Unrealized potential: A case study of an urban school-to-work program
This is a case study of a school-to-work program that links a comprehensive high school and a pediatric hospital in Philadelphia, PA. It describes the program model, the elements important to its operation, the voices of the participants, and the overarching issues of educational system support and student preparation and benefits. Three recurrent themes are expressed by the data: (1) Students benefit from positive adult support. (2) Students develop a sense of responsibility if they are held accountable. (3) Programs are essential to connect the value and purpose of education to the students' aspirations and expectations. Inner-city schools are faced with many problems. School-to-work programs provide a tool to connect the classroom to the workplace. They are an attempt to change outcomes that do more than simply reshuffle the same deck. Educational systems sometimes favor those whose needs are easiest to satisfy. Those who benefit are those who are better prepared socially and academically and/or energetically pursue their goals. This program has been effective for its participants, because key individuals have had the necessary dedication and skill. It must be understood that the program does not address the neediest students. This does not detract from the good accomplished, but it helps to put the targets and need for reform into perspective. This research calls for community and political support to provide jobs and educational programs that are necessary on a larger scale for a broader population of students. An education system that taps the unrealized potential of youth can help to reverse the flight from the cities, if it is a system that addresses the needs of all students. There is a statue of William Penn on top of the Philadelphia City Hall. It has been adorned with a Philadelphia Phillies baseball cap and a Philadelphia Flyers hockey jersey, but it has never been dressed in a graduate's cap and gown. There are awards from political and business leaders and parades when the sports teams win. There has never been a parade for all high school graduates or civic recognition of national merit scholars or valedictorians. That's something to think about.

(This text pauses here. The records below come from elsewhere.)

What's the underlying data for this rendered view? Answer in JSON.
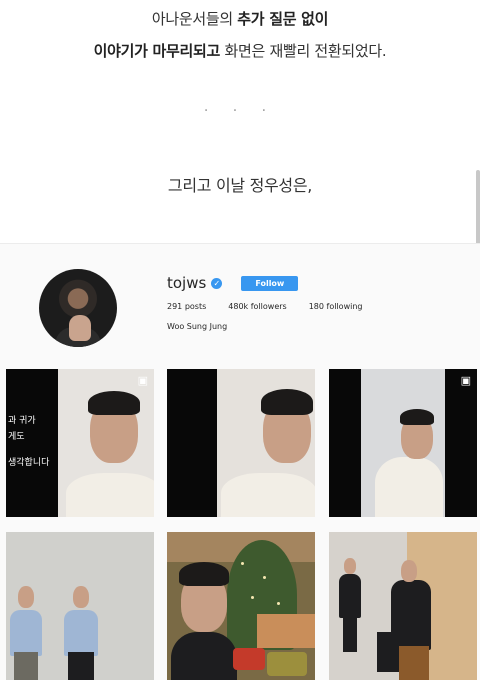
{
  "article": {
    "line1_plain": "아나운서들의 ",
    "line1_bold": "추가 질문 없이",
    "line2_bold": "이야기가 마무리되고",
    "line2_plain": " 화면은 재빨리 전환되었다.",
    "dots": "· · ·",
    "line3": "그리고 이날 정우성은,"
  },
  "profile": {
    "username": "tojws",
    "verified_badge": "✓",
    "follow_label": "Follow",
    "posts_count": "291",
    "posts_label": " posts",
    "followers_count": "480k",
    "followers_label": " followers",
    "following_count": "180",
    "following_label": " following",
    "full_name": "Woo Sung Jung"
  },
  "posts": [
    {
      "subtitle_lines": [
        "과 귀가",
        "게도",
        "생각합니다"
      ],
      "video": true
    },
    {
      "video": false
    },
    {
      "video": true
    },
    {
      "video": false
    },
    {
      "video": false
    },
    {
      "video": false
    }
  ],
  "icons": {
    "video": "video-camera-icon",
    "verified": "verified-check-icon"
  },
  "colors": {
    "accent": "#3897f0",
    "text": "#262626",
    "background": "#fafafa"
  }
}
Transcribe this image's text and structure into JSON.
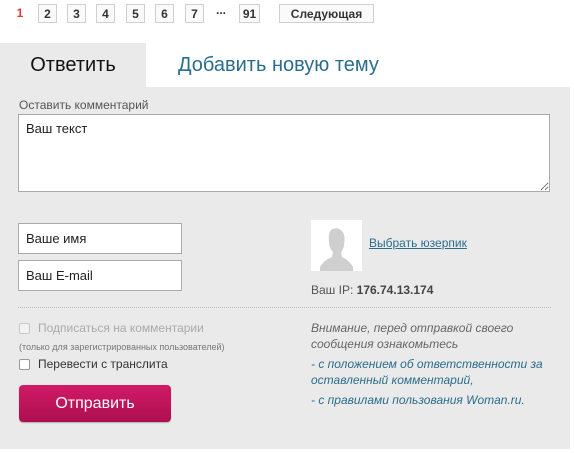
{
  "pagination": {
    "pages": [
      "1",
      "2",
      "3",
      "4",
      "5",
      "6",
      "7"
    ],
    "ellipsis": "...",
    "last": "91",
    "next_label": "Следующая"
  },
  "tabs": {
    "reply": "Ответить",
    "new_topic": "Добавить новую тему"
  },
  "form": {
    "comment_label": "Оставить комментарий",
    "comment_value": "Ваш текст",
    "name_value": "Ваше имя",
    "email_value": "Ваш E-mail",
    "choose_userpic": "Выбрать юзерпик",
    "ip_label": "Ваш IP:",
    "ip_value": "176.74.13.174",
    "subscribe_label": "Подписаться на комментарии",
    "subscribe_note": "(только для зарегистрированных пользователей)",
    "translit_label": "Перевести с транслита",
    "submit_label": "Отправить"
  },
  "notice": {
    "line1": "Внимание, перед отправкой своего",
    "line2": "сообщения ознакомьтесь",
    "link1_line1": "- с положением об ответственности за",
    "link1_line2": "оставленный комментарий,",
    "link2": "- с правилами пользования Woman.ru."
  },
  "colors": {
    "accent": "#c8155d",
    "link": "#2a6d8c",
    "current_page": "#e03a3a",
    "panel_bg": "#eaeaea"
  }
}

Secondary education|Vocational education
Salasin, Howard, "Unrealized potential: A case study of an urban school-to-work program" (1998). Dissertations available from ProQuest. AAI9829983.